### [WHAT TO DO]
Which lines of the data below include the string "再圧縮無し"? Return each of them.
++++ SOURCE RECORDS
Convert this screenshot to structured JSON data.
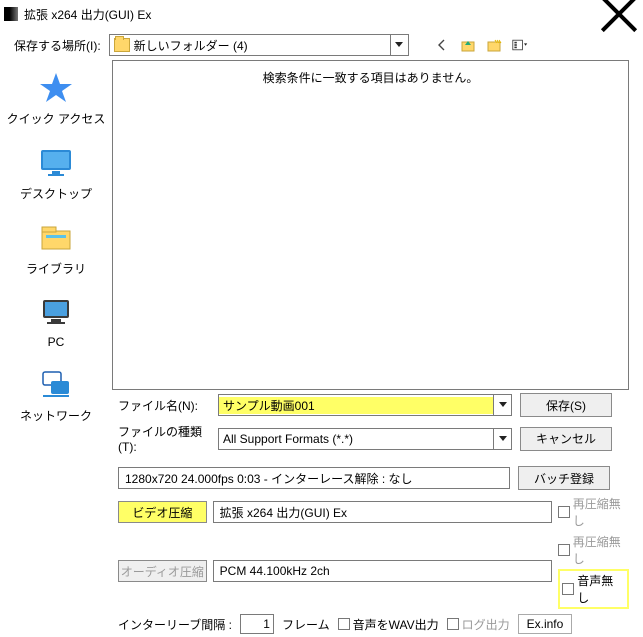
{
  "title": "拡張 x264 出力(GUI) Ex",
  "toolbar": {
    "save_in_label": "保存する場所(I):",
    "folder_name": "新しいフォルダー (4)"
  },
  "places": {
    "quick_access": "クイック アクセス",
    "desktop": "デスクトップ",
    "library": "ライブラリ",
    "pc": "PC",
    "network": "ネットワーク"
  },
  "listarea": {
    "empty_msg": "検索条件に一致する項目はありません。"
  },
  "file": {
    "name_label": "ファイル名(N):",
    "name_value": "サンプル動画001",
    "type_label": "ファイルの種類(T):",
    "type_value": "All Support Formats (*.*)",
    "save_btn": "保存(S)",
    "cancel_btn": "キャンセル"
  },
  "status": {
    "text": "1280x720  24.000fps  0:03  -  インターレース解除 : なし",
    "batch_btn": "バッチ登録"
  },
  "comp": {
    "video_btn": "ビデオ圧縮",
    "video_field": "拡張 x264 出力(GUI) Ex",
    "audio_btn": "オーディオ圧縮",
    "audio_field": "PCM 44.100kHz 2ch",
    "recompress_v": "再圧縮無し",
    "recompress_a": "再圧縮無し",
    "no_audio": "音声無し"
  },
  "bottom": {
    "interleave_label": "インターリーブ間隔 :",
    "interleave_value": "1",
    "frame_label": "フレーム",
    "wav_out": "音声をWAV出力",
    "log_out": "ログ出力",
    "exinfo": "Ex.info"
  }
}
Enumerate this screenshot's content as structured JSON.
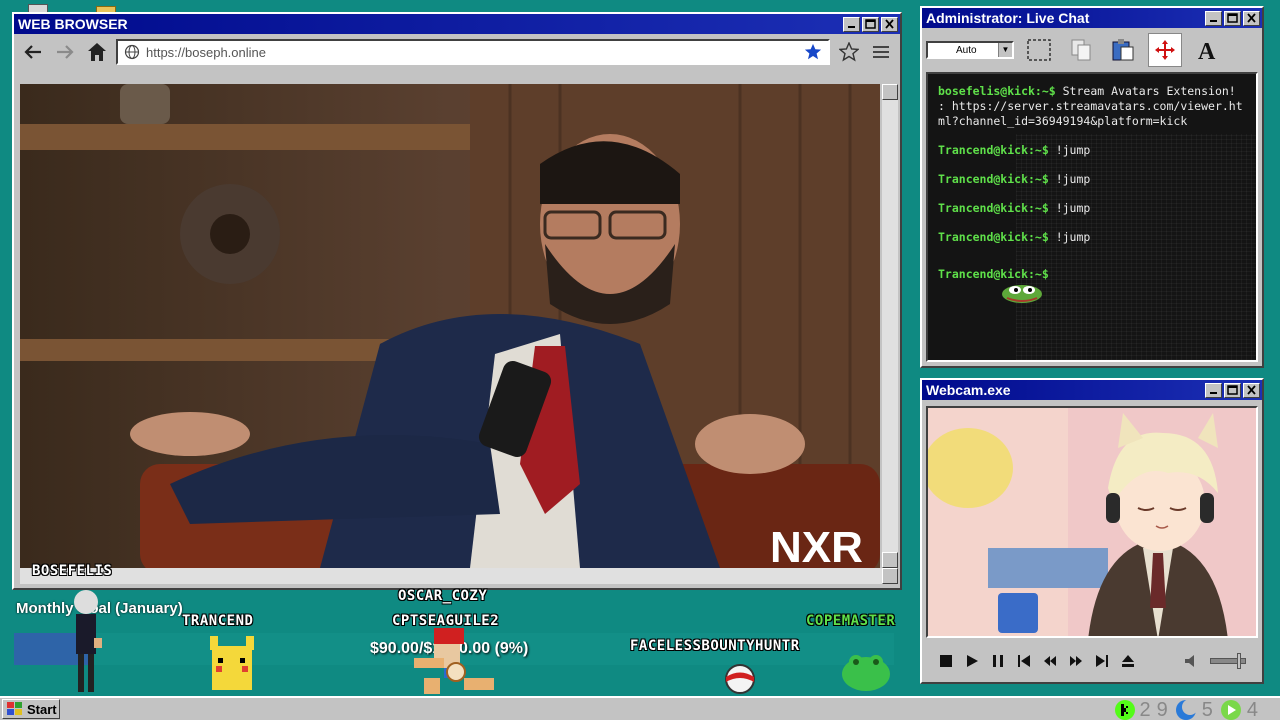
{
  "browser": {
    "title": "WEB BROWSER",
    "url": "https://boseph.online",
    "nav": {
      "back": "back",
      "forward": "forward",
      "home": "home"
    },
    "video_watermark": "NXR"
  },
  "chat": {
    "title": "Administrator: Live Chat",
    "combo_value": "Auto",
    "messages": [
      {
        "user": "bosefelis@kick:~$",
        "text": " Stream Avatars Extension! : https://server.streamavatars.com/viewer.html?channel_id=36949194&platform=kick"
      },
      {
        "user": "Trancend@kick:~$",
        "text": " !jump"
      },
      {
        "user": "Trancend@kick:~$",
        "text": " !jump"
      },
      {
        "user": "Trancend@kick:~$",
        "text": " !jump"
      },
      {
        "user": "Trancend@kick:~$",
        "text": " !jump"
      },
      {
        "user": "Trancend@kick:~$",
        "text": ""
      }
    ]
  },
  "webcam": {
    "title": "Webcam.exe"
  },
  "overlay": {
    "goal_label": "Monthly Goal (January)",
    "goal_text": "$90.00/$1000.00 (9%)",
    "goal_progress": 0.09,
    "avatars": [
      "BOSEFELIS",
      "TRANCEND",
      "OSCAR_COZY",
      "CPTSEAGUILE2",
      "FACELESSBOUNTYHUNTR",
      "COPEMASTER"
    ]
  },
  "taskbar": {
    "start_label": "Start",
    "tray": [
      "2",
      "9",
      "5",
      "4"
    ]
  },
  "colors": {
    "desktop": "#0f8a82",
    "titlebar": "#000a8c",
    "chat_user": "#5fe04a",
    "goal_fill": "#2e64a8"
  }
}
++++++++
### [COMPLETED TASK]
    "recompress_v": "再圧縮無し",
    "recompress_a": "再圧縮無し",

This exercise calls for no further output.